Each entry below is to be given again word for word, with no pictures.

--- PROVIDED ENTRIES Enclosed Below ---

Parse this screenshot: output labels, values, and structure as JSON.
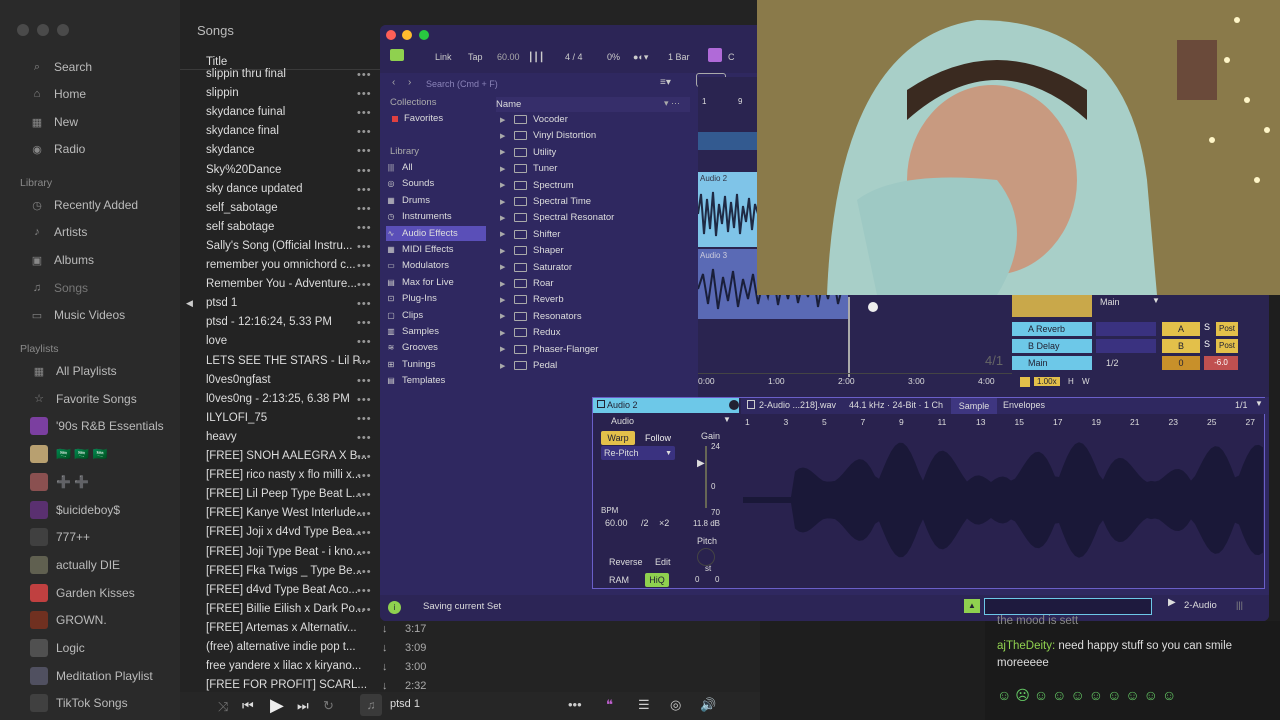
{
  "music": {
    "header_title": "Songs",
    "sidebar": {
      "items": [
        {
          "label": "Search",
          "icon": "search-icon"
        },
        {
          "label": "Home",
          "icon": "home-icon"
        },
        {
          "label": "New",
          "icon": "grid-icon"
        },
        {
          "label": "Radio",
          "icon": "radio-icon"
        }
      ],
      "library_header": "Library",
      "library": [
        {
          "label": "Recently Added",
          "icon": "clock-icon"
        },
        {
          "label": "Artists",
          "icon": "mic-icon"
        },
        {
          "label": "Albums",
          "icon": "album-icon"
        },
        {
          "label": "Songs",
          "icon": "music-note-icon"
        },
        {
          "label": "Music Videos",
          "icon": "tv-icon"
        }
      ],
      "playlists_header": "Playlists",
      "playlists": [
        {
          "label": "All Playlists",
          "icon": "grid-icon"
        },
        {
          "label": "Favorite Songs",
          "icon": "star-icon"
        },
        {
          "label": "'90s R&B Essentials",
          "color": "#7b3fa0"
        },
        {
          "label": "🇸🇦 🇸🇦 🇸🇦",
          "color": "#b8a070"
        },
        {
          "label": "➕ ➕",
          "color": "#8a5050"
        },
        {
          "label": "$uicideboy$",
          "color": "#5a3070"
        },
        {
          "label": "777++",
          "color": "#404040"
        },
        {
          "label": "actually DIE",
          "color": "#606050"
        },
        {
          "label": "Garden Kisses",
          "color": "#c04040"
        },
        {
          "label": "GROWN.",
          "color": "#703020"
        },
        {
          "label": "Logic",
          "color": "#505050"
        },
        {
          "label": "Meditation Playlist",
          "color": "#505060"
        },
        {
          "label": "TikTok Songs",
          "color": "#404040"
        }
      ]
    },
    "column_title": "Title",
    "songs": [
      {
        "title": "slippin thru final"
      },
      {
        "title": "slippin"
      },
      {
        "title": "skydance fuinal"
      },
      {
        "title": "skydance final"
      },
      {
        "title": "skydance"
      },
      {
        "title": "Sky%20Dance"
      },
      {
        "title": "sky dance updated"
      },
      {
        "title": "self_sabotage"
      },
      {
        "title": "self sabotage"
      },
      {
        "title": "Sally's Song (Official Instru..."
      },
      {
        "title": "remember you omnichord c..."
      },
      {
        "title": "Remember You - Adventure..."
      },
      {
        "title": "ptsd 1",
        "playing": true
      },
      {
        "title": "ptsd - 12:16:24, 5.33 PM"
      },
      {
        "title": "love"
      },
      {
        "title": "LETS SEE THE STARS - Lil P..."
      },
      {
        "title": "l0ves0ngfast"
      },
      {
        "title": "l0ves0ng - 2:13:25, 6.38 PM"
      },
      {
        "title": "ILYLOFI_75"
      },
      {
        "title": "heavy"
      },
      {
        "title": "[FREE] SNOH AALEGRA X B..."
      },
      {
        "title": "[FREE] rico nasty x flo milli x..."
      },
      {
        "title": "[FREE] Lil Peep Type Beat L..."
      },
      {
        "title": "[FREE] Kanye West Interlude..."
      },
      {
        "title": "[FREE] Joji x d4vd Type Bea..."
      },
      {
        "title": "[FREE] Joji Type Beat - i kno..."
      },
      {
        "title": "[FREE] Fka Twigs _ Type Be..."
      },
      {
        "title": "[FREE] d4vd Type Beat  Aco..."
      },
      {
        "title": "[FREE] Billie Eilish x Dark Po..."
      },
      {
        "title": "[FREE] Artemas x Alternativ...",
        "duration": "3:17"
      },
      {
        "title": "(free) alternative  indie pop t...",
        "duration": "3:09"
      },
      {
        "title": "free yandere x lilac x kiryano...",
        "duration": "3:00"
      },
      {
        "title": "[FREE FOR PROFIT] SCARL...",
        "duration": "2:32"
      }
    ],
    "player": {
      "now_playing": "ptsd 1"
    }
  },
  "ableton": {
    "toolbar": {
      "link": "Link",
      "tap": "Tap",
      "tempo": "60.00",
      "time_sig": "4 / 4",
      "cpu": "0%",
      "quantize": "1 Bar",
      "key": "C"
    },
    "search_placeholder": "Search (Cmd + F)",
    "collections_header": "Collections",
    "favorites": "Favorites",
    "library_header": "Library",
    "library": [
      {
        "label": "All",
        "icon": "bars-icon"
      },
      {
        "label": "Sounds",
        "icon": "sound-icon"
      },
      {
        "label": "Drums",
        "icon": "grid-icon"
      },
      {
        "label": "Instruments",
        "icon": "clock-icon"
      },
      {
        "label": "Audio Effects",
        "icon": "waveform-icon",
        "selected": true
      },
      {
        "label": "MIDI Effects",
        "icon": "grid-icon"
      },
      {
        "label": "Modulators",
        "icon": "modulator-icon"
      },
      {
        "label": "Max for Live",
        "icon": "max-icon"
      },
      {
        "label": "Plug-Ins",
        "icon": "plug-icon"
      },
      {
        "label": "Clips",
        "icon": "clip-icon"
      },
      {
        "label": "Samples",
        "icon": "sample-icon"
      },
      {
        "label": "Grooves",
        "icon": "groove-icon"
      },
      {
        "label": "Tunings",
        "icon": "tuning-icon"
      },
      {
        "label": "Templates",
        "icon": "template-icon"
      }
    ],
    "name_header": "Name",
    "effects": [
      "Vocoder",
      "Vinyl Distortion",
      "Utility",
      "Tuner",
      "Spectrum",
      "Spectral Time",
      "Spectral Resonator",
      "Shifter",
      "Shaper",
      "Saturator",
      "Roar",
      "Reverb",
      "Resonators",
      "Redux",
      "Phaser-Flanger",
      "Pedal"
    ],
    "arrangement": {
      "ruler_start": "1",
      "ruler_mark": "9",
      "tracks": [
        "Audio 2",
        "Audio 3"
      ],
      "time_labels": [
        "0:00",
        "1:00",
        "2:00",
        "3:00",
        "4:00"
      ],
      "loop_fraction": "4/1"
    },
    "mixer": {
      "main_label": "Main",
      "returns": [
        {
          "name": "A Reverb",
          "letter": "A",
          "post": "Post"
        },
        {
          "name": "B Delay",
          "letter": "B",
          "post": "Post"
        },
        {
          "name": "Main",
          "ratio": "1/2",
          "value": "0",
          "db": "-6.0"
        }
      ],
      "zoom": "1.00x",
      "h": "H",
      "w": "W"
    },
    "clip": {
      "name": "Audio 2",
      "label": "Audio",
      "file": "2-Audio ...218].wav",
      "sample_info": "44.1 kHz · 24-Bit · 1 Ch",
      "tab_sample": "Sample",
      "tab_envelopes": "Envelopes",
      "page": "1/1",
      "warp": "Warp",
      "follow": "Follow",
      "mode": "Re-Pitch",
      "gain_label": "Gain",
      "gain_top": "24",
      "gain_zero": "0",
      "gain_bottom": "70",
      "gain_db": "11.8 dB",
      "bpm_label": "BPM",
      "bpm": "60.00",
      "half": "/2",
      "double": "×2",
      "pitch_label": "Pitch",
      "st": "st",
      "reverse": "Reverse",
      "edit": "Edit",
      "ram": "RAM",
      "hiq": "HiQ",
      "pitch_a": "0",
      "pitch_b": "0",
      "ruler": [
        "1",
        "3",
        "5",
        "7",
        "9",
        "11",
        "13",
        "15",
        "17",
        "19",
        "21",
        "23",
        "25",
        "27"
      ]
    },
    "status": "Saving current Set",
    "track_name": "2-Audio"
  },
  "chat": {
    "lines": [
      {
        "user": "",
        "text": "the mood is sett"
      },
      {
        "user": "ajTheDeity:",
        "text": "need happy stuff so you can smile"
      },
      {
        "user": "",
        "text": "moreeeee"
      }
    ]
  }
}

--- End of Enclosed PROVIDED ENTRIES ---

**THE ANSWER**
Parse this screenshot: output labels, values, and structure as JSON.
{
  "music": {
    "header_title": "Songs",
    "sidebar": {
      "items": [
        {
          "label": "Search",
          "icon": "search-icon"
        },
        {
          "label": "Home",
          "icon": "home-icon"
        },
        {
          "label": "New",
          "icon": "grid-icon"
        },
        {
          "label": "Radio",
          "icon": "radio-icon"
        }
      ],
      "library_header": "Library",
      "library": [
        {
          "label": "Recently Added",
          "icon": "clock-icon"
        },
        {
          "label": "Artists",
          "icon": "mic-icon"
        },
        {
          "label": "Albums",
          "icon": "album-icon"
        },
        {
          "label": "Songs",
          "icon": "music-note-icon"
        },
        {
          "label": "Music Videos",
          "icon": "tv-icon"
        }
      ],
      "playlists_header": "Playlists",
      "playlists": [
        {
          "label": "All Playlists",
          "icon": "grid-icon"
        },
        {
          "label": "Favorite Songs",
          "icon": "star-icon"
        },
        {
          "label": "'90s R&B Essentials",
          "color": "#7b3fa0"
        },
        {
          "label": "🇸🇦 🇸🇦 🇸🇦",
          "color": "#b8a070"
        },
        {
          "label": "➕ ➕",
          "color": "#8a5050"
        },
        {
          "label": "$uicideboy$",
          "color": "#5a3070"
        },
        {
          "label": "777++",
          "color": "#404040"
        },
        {
          "label": "actually DIE",
          "color": "#606050"
        },
        {
          "label": "Garden Kisses",
          "color": "#c04040"
        },
        {
          "label": "GROWN.",
          "color": "#703020"
        },
        {
          "label": "Logic",
          "color": "#505050"
        },
        {
          "label": "Meditation Playlist",
          "color": "#505060"
        },
        {
          "label": "TikTok Songs",
          "color": "#404040"
        }
      ]
    },
    "column_title": "Title",
    "songs": [
      {
        "title": "slippin thru final"
      },
      {
        "title": "slippin"
      },
      {
        "title": "skydance fuinal"
      },
      {
        "title": "skydance final"
      },
      {
        "title": "skydance"
      },
      {
        "title": "Sky%20Dance"
      },
      {
        "title": "sky dance updated"
      },
      {
        "title": "self_sabotage"
      },
      {
        "title": "self sabotage"
      },
      {
        "title": "Sally's Song (Official Instru..."
      },
      {
        "title": "remember you omnichord c..."
      },
      {
        "title": "Remember You - Adventure..."
      },
      {
        "title": "ptsd 1",
        "playing": true
      },
      {
        "title": "ptsd - 12:16:24, 5.33 PM"
      },
      {
        "title": "love"
      },
      {
        "title": "LETS SEE THE STARS - Lil P..."
      },
      {
        "title": "l0ves0ngfast"
      },
      {
        "title": "l0ves0ng - 2:13:25, 6.38 PM"
      },
      {
        "title": "ILYLOFI_75"
      },
      {
        "title": "heavy"
      },
      {
        "title": "[FREE] SNOH AALEGRA X B..."
      },
      {
        "title": "[FREE] rico nasty x flo milli x..."
      },
      {
        "title": "[FREE] Lil Peep Type Beat L..."
      },
      {
        "title": "[FREE] Kanye West Interlude..."
      },
      {
        "title": "[FREE] Joji x d4vd Type Bea..."
      },
      {
        "title": "[FREE] Joji Type Beat - i kno..."
      },
      {
        "title": "[FREE] Fka Twigs _ Type Be..."
      },
      {
        "title": "[FREE] d4vd Type Beat  Aco..."
      },
      {
        "title": "[FREE] Billie Eilish x Dark Po..."
      },
      {
        "title": "[FREE] Artemas x Alternativ...",
        "duration": "3:17"
      },
      {
        "title": "(free) alternative  indie pop t...",
        "duration": "3:09"
      },
      {
        "title": "free yandere x lilac x kiryano...",
        "duration": "3:00"
      },
      {
        "title": "[FREE FOR PROFIT] SCARL...",
        "duration": "2:32"
      }
    ],
    "player": {
      "now_playing": "ptsd 1"
    }
  },
  "ableton": {
    "toolbar": {
      "link": "Link",
      "tap": "Tap",
      "tempo": "60.00",
      "time_sig": "4 / 4",
      "cpu": "0%",
      "quantize": "1 Bar",
      "key": "C"
    },
    "search_placeholder": "Search (Cmd + F)",
    "collections_header": "Collections",
    "favorites": "Favorites",
    "library_header": "Library",
    "library": [
      {
        "label": "All",
        "icon": "bars-icon"
      },
      {
        "label": "Sounds",
        "icon": "sound-icon"
      },
      {
        "label": "Drums",
        "icon": "grid-icon"
      },
      {
        "label": "Instruments",
        "icon": "clock-icon"
      },
      {
        "label": "Audio Effects",
        "icon": "waveform-icon",
        "selected": true
      },
      {
        "label": "MIDI Effects",
        "icon": "grid-icon"
      },
      {
        "label": "Modulators",
        "icon": "modulator-icon"
      },
      {
        "label": "Max for Live",
        "icon": "max-icon"
      },
      {
        "label": "Plug-Ins",
        "icon": "plug-icon"
      },
      {
        "label": "Clips",
        "icon": "clip-icon"
      },
      {
        "label": "Samples",
        "icon": "sample-icon"
      },
      {
        "label": "Grooves",
        "icon": "groove-icon"
      },
      {
        "label": "Tunings",
        "icon": "tuning-icon"
      },
      {
        "label": "Templates",
        "icon": "template-icon"
      }
    ],
    "name_header": "Name",
    "effects": [
      "Vocoder",
      "Vinyl Distortion",
      "Utility",
      "Tuner",
      "Spectrum",
      "Spectral Time",
      "Spectral Resonator",
      "Shifter",
      "Shaper",
      "Saturator",
      "Roar",
      "Reverb",
      "Resonators",
      "Redux",
      "Phaser-Flanger",
      "Pedal"
    ],
    "arrangement": {
      "ruler_start": "1",
      "ruler_mark": "9",
      "tracks": [
        "Audio 2",
        "Audio 3"
      ],
      "time_labels": [
        "0:00",
        "1:00",
        "2:00",
        "3:00",
        "4:00"
      ],
      "loop_fraction": "4/1"
    },
    "mixer": {
      "main_label": "Main",
      "returns": [
        {
          "name": "A Reverb",
          "letter": "A",
          "post": "Post"
        },
        {
          "name": "B Delay",
          "letter": "B",
          "post": "Post"
        },
        {
          "name": "Main",
          "ratio": "1/2",
          "value": "0",
          "db": "-6.0"
        }
      ],
      "zoom": "1.00x",
      "h": "H",
      "w": "W"
    },
    "clip": {
      "name": "Audio 2",
      "label": "Audio",
      "file": "2-Audio ...218].wav",
      "sample_info": "44.1 kHz · 24-Bit · 1 Ch",
      "tab_sample": "Sample",
      "tab_envelopes": "Envelopes",
      "page": "1/1",
      "warp": "Warp",
      "follow": "Follow",
      "mode": "Re-Pitch",
      "gain_label": "Gain",
      "gain_top": "24",
      "gain_zero": "0",
      "gain_bottom": "70",
      "gain_db": "11.8 dB",
      "bpm_label": "BPM",
      "bpm": "60.00",
      "half": "/2",
      "double": "×2",
      "pitch_label": "Pitch",
      "st": "st",
      "reverse": "Reverse",
      "edit": "Edit",
      "ram": "RAM",
      "hiq": "HiQ",
      "pitch_a": "0",
      "pitch_b": "0",
      "ruler": [
        "1",
        "3",
        "5",
        "7",
        "9",
        "11",
        "13",
        "15",
        "17",
        "19",
        "21",
        "23",
        "25",
        "27"
      ]
    },
    "status": "Saving current Set",
    "track_name": "2-Audio"
  },
  "chat": {
    "lines": [
      {
        "user": "",
        "text": "the mood is sett"
      },
      {
        "user": "ajTheDeity:",
        "text": "need happy stuff so you can smile"
      },
      {
        "user": "",
        "text": "moreeeee"
      }
    ]
  }
}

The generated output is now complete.